Reviewing now the "The Wiley-Blackwell Handbook of the Psychology of Leadership, Change, and Organizational Development (2013)".

Yes, the title already tells you it's a rather stodgy academic work.

Some interesting insights anyway:

The Two Types of Charismatic Leaders

There are two kinds of charismatic leaders:

House & Howell (1992) distinguish between two kinds of charismatic leadership: personalized (self-aggrandizing, exploitative, authoritarian) and socialized (altruistic, collectively oriented, egalitarian) (House & Aditya, 1997).

While the socialized is value-adding to followers, the former is not:

Charisma... To Line Their Pockets

In a cross-sectional study, Tosi et al. (2004) found no evidence of a relationship between the degree of perceived charisma of CEOs of Fortune 500 companies and their companies’ performances, but interestingly, did find a significant positive relationship between their “charisma” rating and their remuneration package.

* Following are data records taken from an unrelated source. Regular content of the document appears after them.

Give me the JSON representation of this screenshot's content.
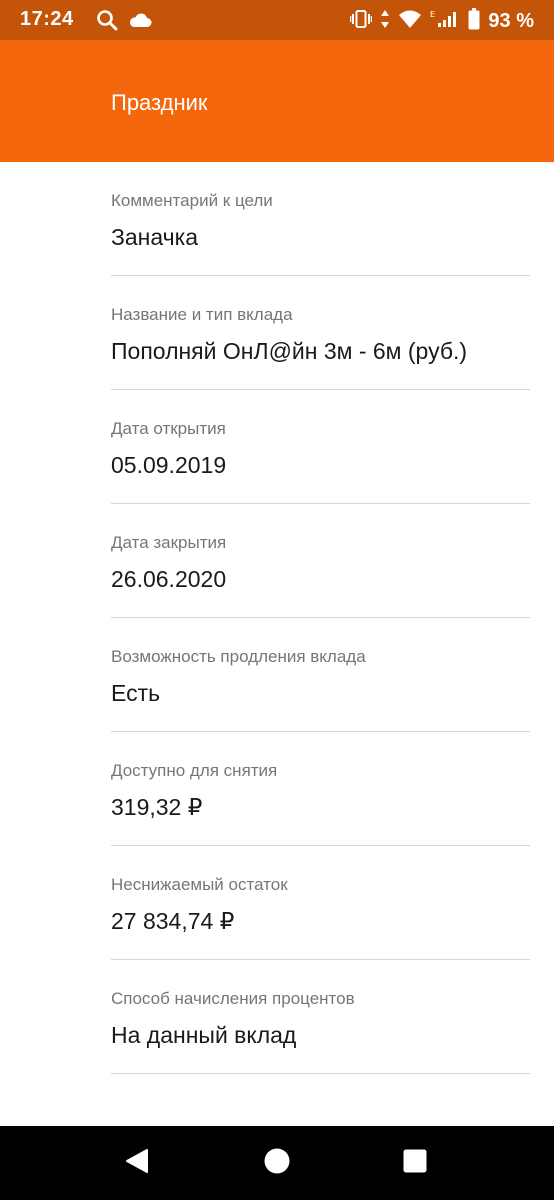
{
  "status_bar": {
    "time": "17:24",
    "battery_percent": "93 %",
    "icons": [
      "search-icon",
      "cloud-icon",
      "vibrate-icon",
      "data-transfer-icon",
      "wifi-icon",
      "signal-icon",
      "battery-icon"
    ],
    "background_color": "#c45408"
  },
  "app_bar": {
    "title": "Праздник",
    "background_color": "#f4670d"
  },
  "fields": [
    {
      "label": "Комментарий к цели",
      "value": "Заначка"
    },
    {
      "label": "Название и тип вклада",
      "value": "Пополняй ОнЛ@йн 3м - 6м (руб.)"
    },
    {
      "label": "Дата открытия",
      "value": "05.09.2019"
    },
    {
      "label": "Дата закрытия",
      "value": "26.06.2020"
    },
    {
      "label": "Возможность продления вклада",
      "value": "Есть"
    },
    {
      "label": "Доступно для снятия",
      "value": "319,32 ₽"
    },
    {
      "label": "Неснижаемый остаток",
      "value": "27 834,74 ₽"
    },
    {
      "label": "Способ начисления процентов",
      "value": "На данный вклад"
    }
  ],
  "nav_bar": {
    "icons": [
      "back-icon",
      "home-icon",
      "recents-icon"
    ]
  }
}
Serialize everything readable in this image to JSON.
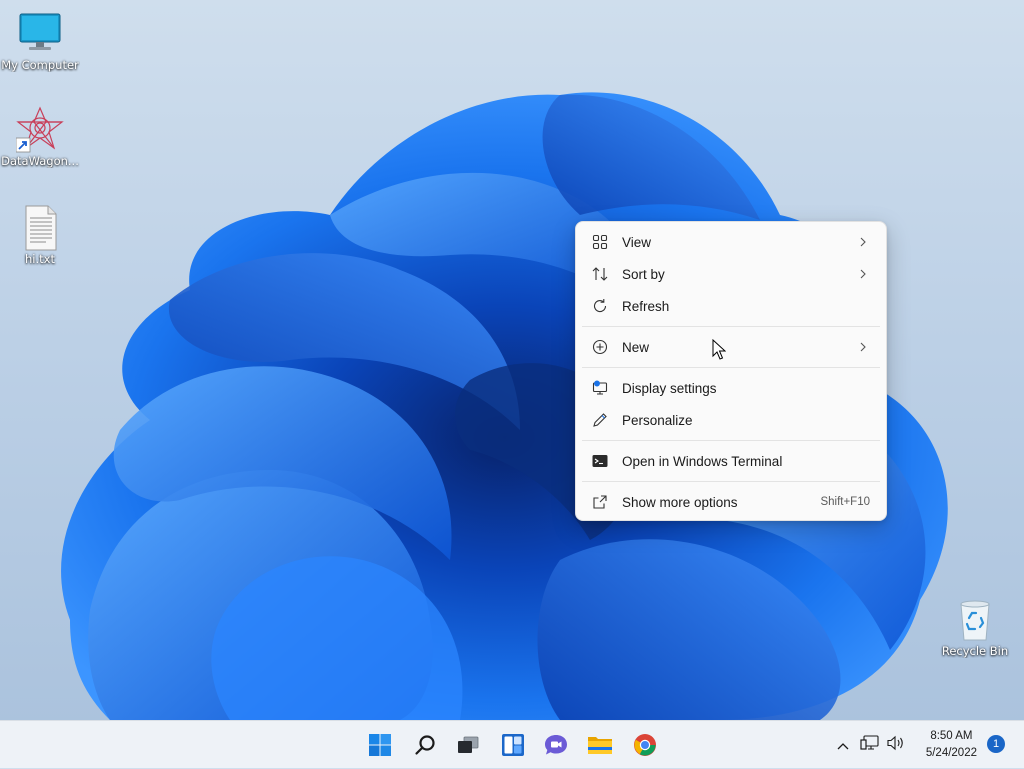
{
  "desktop": {
    "icons": [
      {
        "label": "My Computer",
        "icon": "monitor-icon"
      },
      {
        "label": "DataWagon...",
        "icon": "datawagon-app-icon"
      },
      {
        "label": "hi.txt",
        "icon": "text-file-icon"
      },
      {
        "label": "Recycle Bin",
        "icon": "recycle-bin-icon"
      }
    ]
  },
  "context_menu": {
    "items": [
      {
        "label": "View",
        "icon": "grid-view-icon",
        "submenu": true
      },
      {
        "label": "Sort by",
        "icon": "sort-icon",
        "submenu": true
      },
      {
        "label": "Refresh",
        "icon": "refresh-icon"
      },
      {
        "label": "New",
        "icon": "plus-circle-icon",
        "submenu": true
      },
      {
        "label": "Display settings",
        "icon": "display-settings-icon"
      },
      {
        "label": "Personalize",
        "icon": "pen-icon"
      },
      {
        "label": "Open in Windows Terminal",
        "icon": "terminal-icon"
      },
      {
        "label": "Show more options",
        "icon": "external-open-icon",
        "accelerator": "Shift+F10"
      }
    ]
  },
  "taskbar": {
    "apps": [
      "windows-start-icon",
      "search-icon",
      "task-view-icon",
      "widgets-icon",
      "chat-icon",
      "file-explorer-icon",
      "chrome-icon"
    ],
    "tray": [
      "chevron-up-icon",
      "network-icon",
      "volume-icon"
    ],
    "clock": {
      "time": "8:50 AM",
      "date": "5/24/2022"
    },
    "notification_count": "1"
  },
  "colors": {
    "accent": "#0067c0",
    "wallpaper_bg": "#bcd0e6",
    "bloom_blue": "#1166e0",
    "menu_bg": "#fafafa"
  }
}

They add a warning that boards of organizations “should be a bit more circumspect in advocating charisma as a criterion for the selection of CEOs” (p. 414).

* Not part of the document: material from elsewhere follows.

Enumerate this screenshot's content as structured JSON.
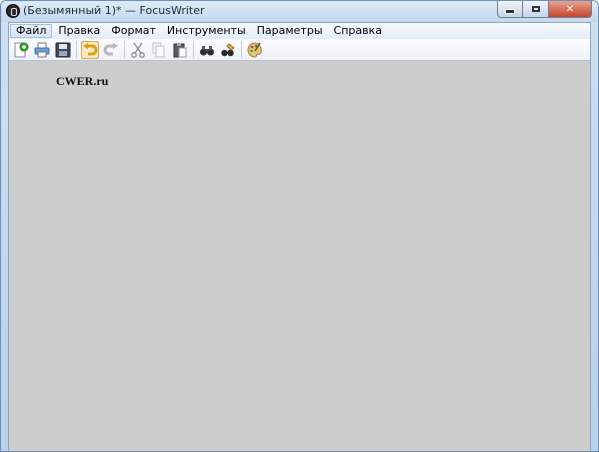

I'm not very surprised.

I bet that if you gave the Mach-IV scale to these charismatic leaders, they'd all score as very high Machs.

But it's not necessarily a "moral fail".

It's a natural, maybe even good thing, to use one's skills for personal well-being.
After all, that's the reason we're all here pursuing self-development and power intelligence / skills.

Where the ethical test would fail is if the business and the people around were paying the costs.
But it doesn't seem to be the case on the larger sample (albeit I'm sure it can happen on individual companies).

Have you read the forum guidelines for effective communication already?